Can you spot the tiny figures at the top of the hill? I’m confident that tiny figures produce a sense of grand scale in images—particular desert shots, like this one, where the inhuman nature of the place can make understanding the sizes of objects difficult. Nonetheless, I find myself wondering how small the figures in an image can be before the viewer loses the ability to recognize them as human.
Driving into the canopy of trees on the way to Grizzly Peak means relief from all of the stress of work and life, and a moment with the beautiful roads of northern California. Today is my last day in Berkeley, and so I can’t think of a more fitting metaphor for finishing graduate school and moving away. On the Rimway, as in life, adventure is ahead.
It’s undeniable that behind the Golden Gate bridge and Alcatraz the Transamerica Pyramid is one of the most recognizable features of the San Francisco skyline. Everyone’s used to the view of it embedded in the skyline but it looks completely different when viewed from the base, a less common perspective.
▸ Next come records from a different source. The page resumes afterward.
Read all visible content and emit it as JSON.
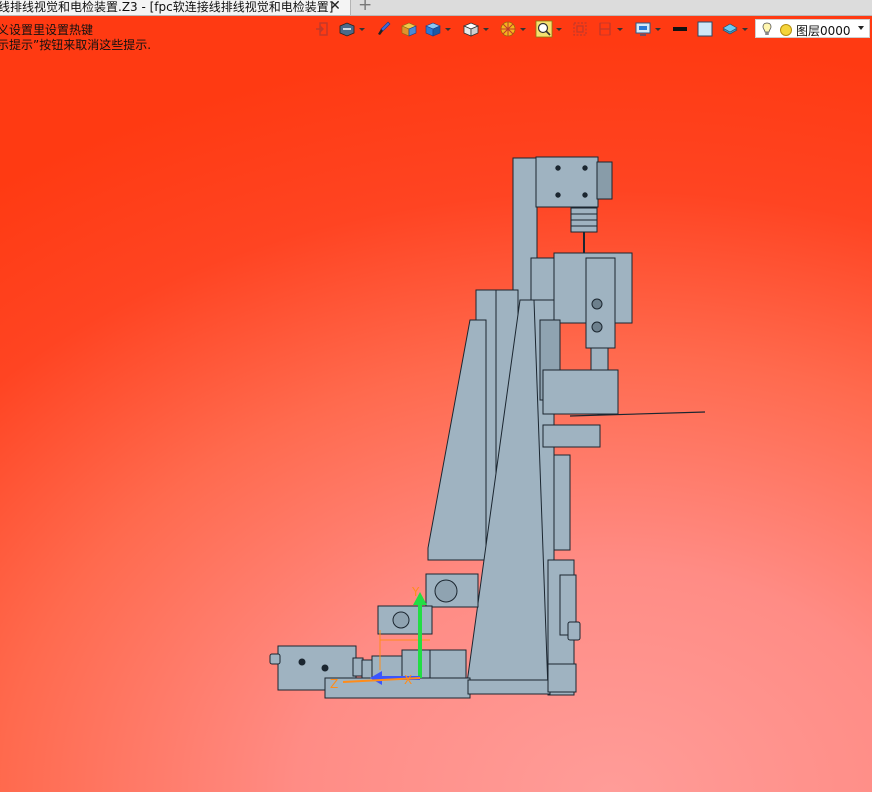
{
  "tab": {
    "title": "线排线视觉和电检装置.Z3 - [fpc软连接线排线视觉和电检装置]",
    "close_icon": "close-icon",
    "new_tab_icon": "plus-icon"
  },
  "hints": {
    "line1": "义设置里设置热键",
    "line2": "示提示”按钮来取消这些提示."
  },
  "toolbar": {
    "icons": [
      "exit-icon",
      "view-render-icon",
      "brush-icon",
      "box-render-icon",
      "cube-icon",
      "view-cube-icon",
      "filter-icon",
      "zoom-icon",
      "fit-view-icon",
      "section-icon",
      "display-icon",
      "line-color-icon",
      "fill-color-icon",
      "layer-stack-icon"
    ],
    "layer_label": "图层0000"
  },
  "viewport": {
    "axes": {
      "x": "X",
      "y": "Y",
      "z": "Z"
    },
    "colors": {
      "background_top": "#ff3a12",
      "background_bottom": "#ff9c98",
      "part_fill": "#9fb3c1",
      "part_stroke": "#1b2630",
      "axis_x": "#3a55ff",
      "axis_y": "#22dd44",
      "axis_z": "#ff8c1a"
    }
  }
}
It actually gives the impression of exaggerated perspective when viewed from the street beneath it, sort of like it disappears into infinity.